Silent House ✮1/2
by Glenn Lovell
As Old Dark Houses go, the isolated lakeside abode in “Silent House” is, well, pretty darn dark. Navigating the corridors is like picking your way through the innards of a sunken freighter. There’s a lot of squinting involved.
It might help if the occupants pulled the curtains, cracked a window, to air out the place. But that would make sense. And little about the folks inhabiting this derivative fright show makes sense. Which is why it’s more trying than terrifying.
When things begin to go bumpity-bump inside the house, what does the heroine do? Lock the front door, of course. What do you bet that she’ll soon be scurrying to let herself out.
Adapted from a marginally spookier South American import, “Silent House” — co-directed by the husband-and-wife team behind “Open Water” — stars Elizabeth Olsen (“Martha Macy May Marlene”) as the suspiciously fragile Sarah and Adam Trese as her suspiciously palsy-walsy father. They’re at the summer house for last-minute repairs before putting it on the market. This is supposed to explain why there’s no electricity or phone service. Cell phones? Too remote. “They don’t work up here.” Ahh, right.
Sarah and her dad are soon joined by Uncle Peter (Eric Shaffer Stevens). He’s a tad less odd than the other two. Good thing. Before long, Sarah divines they’re not alone, that she’s being pursued by an intruder.
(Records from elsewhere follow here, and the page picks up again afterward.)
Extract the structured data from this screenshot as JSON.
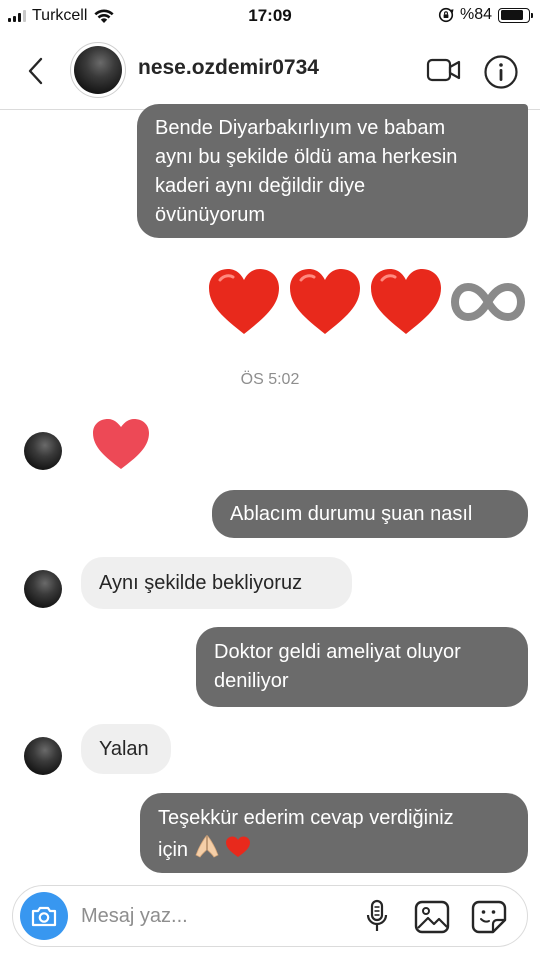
{
  "status_bar": {
    "carrier": "Turkcell",
    "time": "17:09",
    "battery_text": "%84",
    "battery_level": 0.84,
    "icons": [
      "signal-icon",
      "wifi-icon",
      "orientation-lock-icon",
      "battery-icon"
    ]
  },
  "header": {
    "username": "nese.ozdemir0734",
    "icons": [
      "back-chevron-icon",
      "video-call-icon",
      "info-icon"
    ]
  },
  "messages": [
    {
      "direction": "sent",
      "lines": [
        "Bende Diyarbakırlıyım ve babam",
        "aynı bu şekilde öldü ama herkesin",
        "kaderi aynı değildir diye",
        "övünüyorum"
      ]
    },
    {
      "direction": "sent",
      "type": "emoji",
      "content": [
        "red-heart-icon",
        "red-heart-icon",
        "red-heart-icon",
        "infinity-icon"
      ]
    },
    {
      "type": "timestamp",
      "text": "ÖS 5:02"
    },
    {
      "direction": "received",
      "type": "emoji",
      "content": [
        "heart-reaction-icon"
      ]
    },
    {
      "direction": "sent",
      "text": "Ablacım durumu şuan nasıl"
    },
    {
      "direction": "received",
      "text": "Aynı şekilde bekliyoruz"
    },
    {
      "direction": "sent",
      "lines": [
        "Doktor geldi ameliyat oluyor",
        "deniliyor"
      ]
    },
    {
      "direction": "received",
      "text": "Yalan"
    },
    {
      "direction": "sent",
      "lines": [
        "Teşekkür ederim cevap verdiğiniz",
        "için"
      ],
      "trailing_icons": [
        "praying-hands-icon",
        "red-heart-icon"
      ]
    }
  ],
  "composer": {
    "placeholder": "Mesaj yaz...",
    "icons": [
      "camera-icon",
      "microphone-icon",
      "gallery-icon",
      "sticker-icon"
    ]
  },
  "colors": {
    "sent_bubble": "#6b6b6b",
    "received_bubble": "#efefef",
    "heart_red": "#e8291c",
    "camera_blue": "#3897f0"
  }
}
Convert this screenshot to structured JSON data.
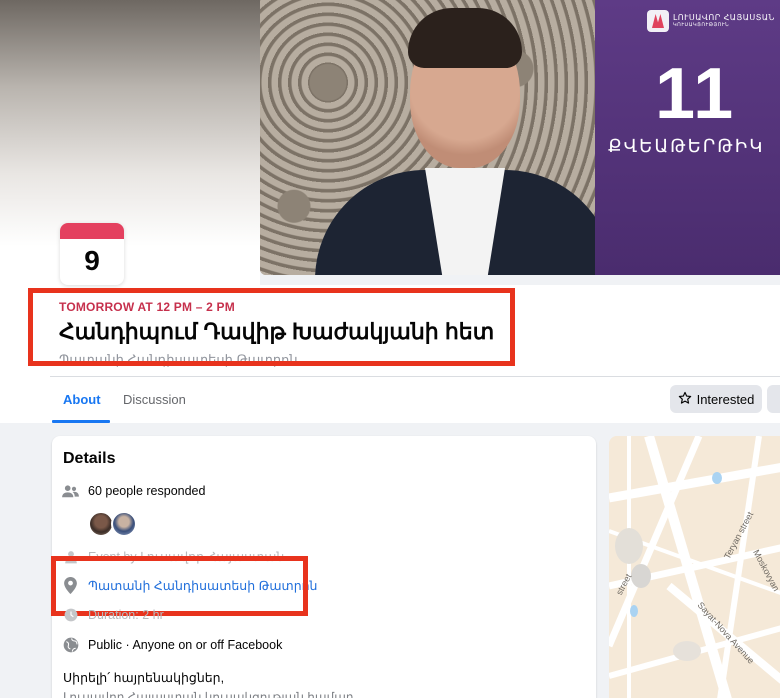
{
  "cover": {
    "brand_name": "ԼՈՒՍԱՎՈՐ ՀԱՅԱՍՏԱՆ",
    "brand_sub": "ԿՈՒՍԱԿՑՈՒԹՅՈՒՆ",
    "day": "11",
    "month": "ՔՎԵԱԹԵՐԹԻԿ"
  },
  "date_badge": {
    "day": "9"
  },
  "event": {
    "when": "TOMORROW AT 12 PM – 2 PM",
    "title": "Հանդիպում Դավիթ Խաժակյանի հետ",
    "subtitle": "Պատանի Հանդիսատեսի Թատրոն"
  },
  "tabs": [
    {
      "label": "About"
    },
    {
      "label": "Discussion"
    }
  ],
  "actions": {
    "interested_label": "Interested"
  },
  "details": {
    "title": "Details",
    "responded": "60 people responded",
    "host": "Event by Լուսավոր Հայաստան",
    "location": "Պատանի Հանդիսատեսի Թատրոն",
    "duration": "Duration: 2 hr",
    "privacy": "Public · Anyone on or off Facebook",
    "greeting": "Սիրելի՛ հայրենակիցներ,",
    "body_line": "Լուսավոր Հայաստան կուսակցության համար..."
  },
  "map": {
    "labels": [
      "Teryan street",
      "Moskovyan",
      "Sayat-Nova Avenue",
      "street"
    ]
  },
  "colors": {
    "accent": "#1877f2",
    "date_red": "#c6304c",
    "highlight": "#e8331d",
    "brand_purple": "#5e3b86"
  }
}
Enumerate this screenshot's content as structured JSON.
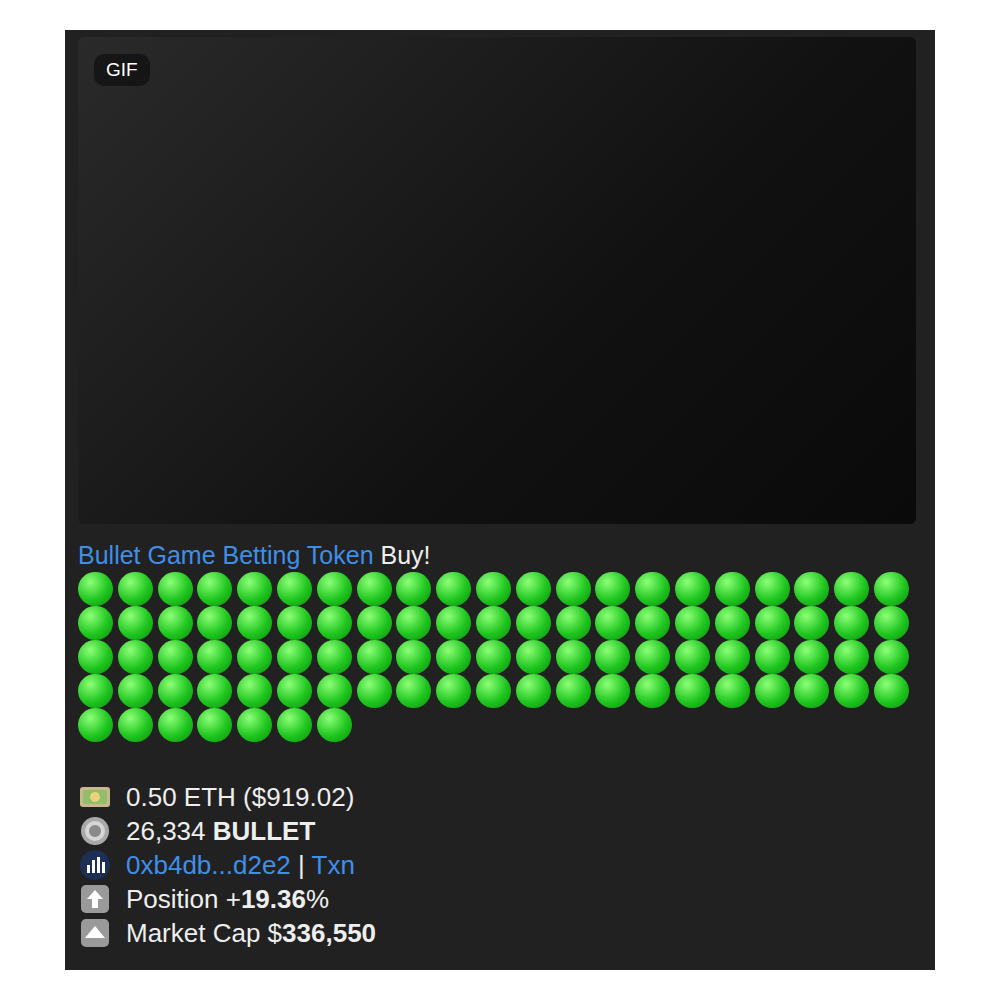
{
  "media": {
    "badge": "GIF"
  },
  "title": {
    "token": "Bullet Game Betting Token",
    "action": "Buy!"
  },
  "dots": {
    "count": 91,
    "color": "#1fc61f"
  },
  "stats": [
    {
      "kind": "money",
      "segments": [
        {
          "text": "0.50 ETH ($919.02)",
          "bold": false,
          "link": false
        }
      ]
    },
    {
      "kind": "coin",
      "segments": [
        {
          "text": "26,334 ",
          "bold": false,
          "link": false
        },
        {
          "text": "BULLET",
          "bold": true,
          "link": false
        }
      ]
    },
    {
      "kind": "wallet",
      "segments": [
        {
          "text": "0xb4db...d2e2",
          "bold": false,
          "link": true
        },
        {
          "text": " | ",
          "bold": false,
          "link": false
        },
        {
          "text": "Txn",
          "bold": false,
          "link": true
        }
      ]
    },
    {
      "kind": "position",
      "segments": [
        {
          "text": "Position +",
          "bold": false,
          "link": false
        },
        {
          "text": "19.36",
          "bold": true,
          "link": false
        },
        {
          "text": "%",
          "bold": false,
          "link": false
        }
      ]
    },
    {
      "kind": "marketcap",
      "segments": [
        {
          "text": "Market Cap $",
          "bold": false,
          "link": false
        },
        {
          "text": "336,550",
          "bold": true,
          "link": false
        }
      ]
    }
  ]
}
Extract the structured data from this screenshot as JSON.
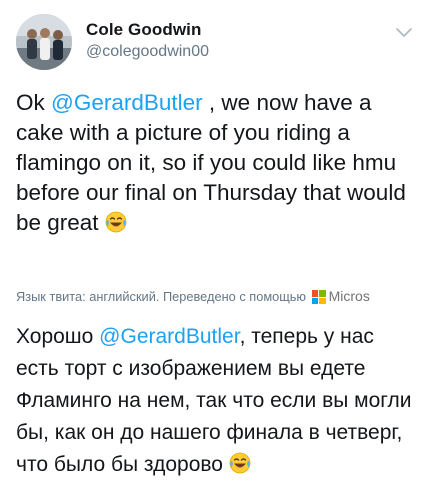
{
  "user": {
    "display_name": "Cole Goodwin",
    "handle": "@colegoodwin00"
  },
  "tweet": {
    "original": {
      "prefix": "Ok ",
      "mention": "@GerardButler",
      "text": " , we now have a cake with a picture of you riding a flamingo on it, so if you could like hmu before our final on Thursday that would be great"
    },
    "translation_label": "Язык твита: английский. Переведено с помощью",
    "translation_provider": "Micros",
    "translated": {
      "prefix": "Хорошо ",
      "mention": "@GerardButler",
      "text": ", теперь у нас есть торт с изображением вы едете Фламинго на нем, так что если вы могли бы, как он до нашего финала в четверг, что было бы здорово"
    }
  },
  "icons": {
    "caret": "chevron-down-icon",
    "emoji": "face-with-tears-of-joy-emoji",
    "provider_logo": "microsoft-logo-icon"
  },
  "colors": {
    "mention": "#1da1f2",
    "secondary_text": "#657786",
    "primary_text": "#14171a"
  }
}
Sobbing uncontrollably, she hides in plain sight, ducking under assorted pieces of furniture. Could her ordeal have something to do with those faded Polaroids that Dad and Uncle Peter nervously downplay as they squirrel them away? Fans of Roman Polanski’s “Repulsion” will throw up their hands right around here.
If you’re reading this review, it’s probably because you bought into the sales pitch about this indie being different because it was shot in one continuous, 85-minute take and, therefore, appears to unfold in real time. Hence, the Steadicam that shadows Sarah throughout, chasing her up and down stairs, along murky corridors and, inevitably, into the basement.
A new gimmick? Of course not. Hitchcock was toying with continuous takes back in 1948 (see “Rope”). Ten years ago, Aleksandr Sokurov perfected the technique with the masterful “Russian Ark.” As for experiments in real time, they go back to 1949 and Robert Wise’s boxing melodrama “The Set-Up.” For “Timecode,” released in 2000, Mike Figgis added his split-screen wrinkle. This new variation ‒ long takes digitally fused at strategic moments ‒ sure looks slick. But instead of adding to the mounting terror, the nosy camera only manages to call attention to itself and make Olsen’s annoying Tonya Harding crying jags all the more annoying.
SILENT HOUSE ✮1/2 With Elizabeth Olsen, Adam Trese, Eric Shaffer Stevens. Directed by Chris Kentis, Laura Lau; scripted by Lau adapted from Gustavo Hernández screenplay. 85 min. Rated R (for profanity, violence, adult subject matter).